• **Source data**
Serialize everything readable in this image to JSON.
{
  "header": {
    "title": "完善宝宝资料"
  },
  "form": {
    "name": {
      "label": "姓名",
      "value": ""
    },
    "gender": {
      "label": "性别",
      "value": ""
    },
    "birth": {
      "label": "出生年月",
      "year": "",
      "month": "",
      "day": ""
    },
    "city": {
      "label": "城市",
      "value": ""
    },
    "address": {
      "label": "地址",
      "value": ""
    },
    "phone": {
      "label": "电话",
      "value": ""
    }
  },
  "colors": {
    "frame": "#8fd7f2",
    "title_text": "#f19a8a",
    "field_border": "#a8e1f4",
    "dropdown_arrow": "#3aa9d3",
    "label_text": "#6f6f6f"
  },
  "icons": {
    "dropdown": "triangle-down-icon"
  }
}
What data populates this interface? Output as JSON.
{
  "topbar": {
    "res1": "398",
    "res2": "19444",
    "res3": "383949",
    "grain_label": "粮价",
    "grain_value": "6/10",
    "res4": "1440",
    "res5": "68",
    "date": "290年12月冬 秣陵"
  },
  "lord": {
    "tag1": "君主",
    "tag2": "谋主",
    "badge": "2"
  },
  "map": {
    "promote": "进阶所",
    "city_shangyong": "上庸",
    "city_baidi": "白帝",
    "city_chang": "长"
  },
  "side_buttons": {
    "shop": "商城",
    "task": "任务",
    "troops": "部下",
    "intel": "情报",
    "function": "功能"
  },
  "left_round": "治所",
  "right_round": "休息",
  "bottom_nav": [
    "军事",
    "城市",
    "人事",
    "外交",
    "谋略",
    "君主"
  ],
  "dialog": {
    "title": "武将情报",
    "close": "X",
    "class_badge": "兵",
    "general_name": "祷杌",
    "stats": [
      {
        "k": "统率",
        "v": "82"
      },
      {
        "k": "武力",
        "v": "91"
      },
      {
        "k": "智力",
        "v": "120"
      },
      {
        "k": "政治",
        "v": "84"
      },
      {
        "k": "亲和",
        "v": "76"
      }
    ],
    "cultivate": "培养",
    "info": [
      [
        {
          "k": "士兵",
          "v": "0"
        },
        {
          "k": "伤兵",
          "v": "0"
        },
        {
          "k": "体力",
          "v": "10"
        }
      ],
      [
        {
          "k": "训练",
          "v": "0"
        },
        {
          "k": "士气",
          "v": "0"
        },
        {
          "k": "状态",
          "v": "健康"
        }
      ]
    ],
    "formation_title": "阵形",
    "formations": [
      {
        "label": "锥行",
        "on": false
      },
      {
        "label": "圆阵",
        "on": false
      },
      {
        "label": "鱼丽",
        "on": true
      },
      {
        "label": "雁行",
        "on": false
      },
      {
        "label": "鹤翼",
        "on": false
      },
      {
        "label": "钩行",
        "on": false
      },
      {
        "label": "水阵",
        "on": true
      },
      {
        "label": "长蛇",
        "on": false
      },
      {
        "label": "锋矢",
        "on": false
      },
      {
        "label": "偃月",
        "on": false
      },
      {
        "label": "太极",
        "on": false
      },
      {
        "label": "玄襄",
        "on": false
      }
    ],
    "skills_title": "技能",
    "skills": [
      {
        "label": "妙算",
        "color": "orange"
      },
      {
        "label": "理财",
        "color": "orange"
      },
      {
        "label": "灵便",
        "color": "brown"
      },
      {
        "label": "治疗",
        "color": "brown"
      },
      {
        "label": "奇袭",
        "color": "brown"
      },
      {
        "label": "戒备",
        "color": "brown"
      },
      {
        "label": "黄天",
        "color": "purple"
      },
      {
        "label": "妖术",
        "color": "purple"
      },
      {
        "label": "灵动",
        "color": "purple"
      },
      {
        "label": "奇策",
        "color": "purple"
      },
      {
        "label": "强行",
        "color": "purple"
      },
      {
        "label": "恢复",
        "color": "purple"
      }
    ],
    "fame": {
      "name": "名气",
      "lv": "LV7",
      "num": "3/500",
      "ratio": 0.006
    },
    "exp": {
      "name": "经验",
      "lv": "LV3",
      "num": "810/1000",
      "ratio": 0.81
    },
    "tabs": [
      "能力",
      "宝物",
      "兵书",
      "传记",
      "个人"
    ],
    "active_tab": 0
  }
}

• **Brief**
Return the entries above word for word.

• **Answer space**
Serialize everything readable in this image to JSON.
{
  "header": {
    "title": "完善宝宝资料"
  },
  "form": {
    "name": {
      "label": "姓名",
      "value": ""
    },
    "gender": {
      "label": "性别",
      "value": ""
    },
    "birth": {
      "label": "出生年月",
      "year": "",
      "month": "",
      "day": ""
    },
    "city": {
      "label": "城市",
      "value": ""
    },
    "address": {
      "label": "地址",
      "value": ""
    },
    "phone": {
      "label": "电话",
      "value": ""
    }
  },
  "colors": {
    "frame": "#8fd7f2",
    "title_text": "#f19a8a",
    "field_border": "#a8e1f4",
    "dropdown_arrow": "#3aa9d3",
    "label_text": "#6f6f6f"
  },
  "icons": {
    "dropdown": "triangle-down-icon"
  }
}
What data populates this interface? Output as JSON.
{
  "topbar": {
    "res1": "398",
    "res2": "19444",
    "res3": "383949",
    "grain_label": "粮价",
    "grain_value": "6/10",
    "res4": "1440",
    "res5": "68",
    "date": "290年12月冬 秣陵"
  },
  "lord": {
    "tag1": "君主",
    "tag2": "谋主",
    "badge": "2"
  },
  "map": {
    "promote": "进阶所",
    "city_shangyong": "上庸",
    "city_baidi": "白帝",
    "city_chang": "长"
  },
  "side_buttons": {
    "shop": "商城",
    "task": "任务",
    "troops": "部下",
    "intel": "情报",
    "function": "功能"
  },
  "left_round": "治所",
  "right_round": "休息",
  "bottom_nav": [
    "军事",
    "城市",
    "人事",
    "外交",
    "谋略",
    "君主"
  ],
  "dialog": {
    "title": "武将情报",
    "close": "X",
    "class_badge": "兵",
    "general_name": "祷杌",
    "stats": [
      {
        "k": "统率",
        "v": "82"
      },
      {
        "k": "武力",
        "v": "91"
      },
      {
        "k": "智力",
        "v": "120"
      },
      {
        "k": "政治",
        "v": "84"
      },
      {
        "k": "亲和",
        "v": "76"
      }
    ],
    "cultivate": "培养",
    "info": [
      [
        {
          "k": "士兵",
          "v": "0"
        },
        {
          "k": "伤兵",
          "v": "0"
        },
        {
          "k": "体力",
          "v": "10"
        }
      ],
      [
        {
          "k": "训练",
          "v": "0"
        },
        {
          "k": "士气",
          "v": "0"
        },
        {
          "k": "状态",
          "v": "健康"
        }
      ]
    ],
    "formation_title": "阵形",
    "formations": [
      {
        "label": "锥行",
        "on": false
      },
      {
        "label": "圆阵",
        "on": false
      },
      {
        "label": "鱼丽",
        "on": true
      },
      {
        "label": "雁行",
        "on": false
      },
      {
        "label": "鹤翼",
        "on": false
      },
      {
        "label": "钩行",
        "on": false
      },
      {
        "label": "水阵",
        "on": true
      },
      {
        "label": "长蛇",
        "on": false
      },
      {
        "label": "锋矢",
        "on": false
      },
      {
        "label": "偃月",
        "on": false
      },
      {
        "label": "太极",
        "on": false
      },
      {
        "label": "玄襄",
        "on": false
      }
    ],
    "skills_title": "技能",
    "skills": [
      {
        "label": "妙算",
        "color": "orange"
      },
      {
        "label": "理财",
        "color": "orange"
      },
      {
        "label": "灵便",
        "color": "brown"
      },
      {
        "label": "治疗",
        "color": "brown"
      },
      {
        "label": "奇袭",
        "color": "brown"
      },
      {
        "label": "戒备",
        "color": "brown"
      },
      {
        "label": "黄天",
        "color": "purple"
      },
      {
        "label": "妖术",
        "color": "purple"
      },
      {
        "label": "灵动",
        "color": "purple"
      },
      {
        "label": "奇策",
        "color": "purple"
      },
      {
        "label": "强行",
        "color": "purple"
      },
      {
        "label": "恢复",
        "color": "purple"
      }
    ],
    "fame": {
      "name": "名气",
      "lv": "LV7",
      "num": "3/500",
      "ratio": 0.006
    },
    "exp": {
      "name": "经验",
      "lv": "LV3",
      "num": "810/1000",
      "ratio": 0.81
    },
    "tabs": [
      "能力",
      "宝物",
      "兵书",
      "传记",
      "个人"
    ],
    "active_tab": 0
  }
}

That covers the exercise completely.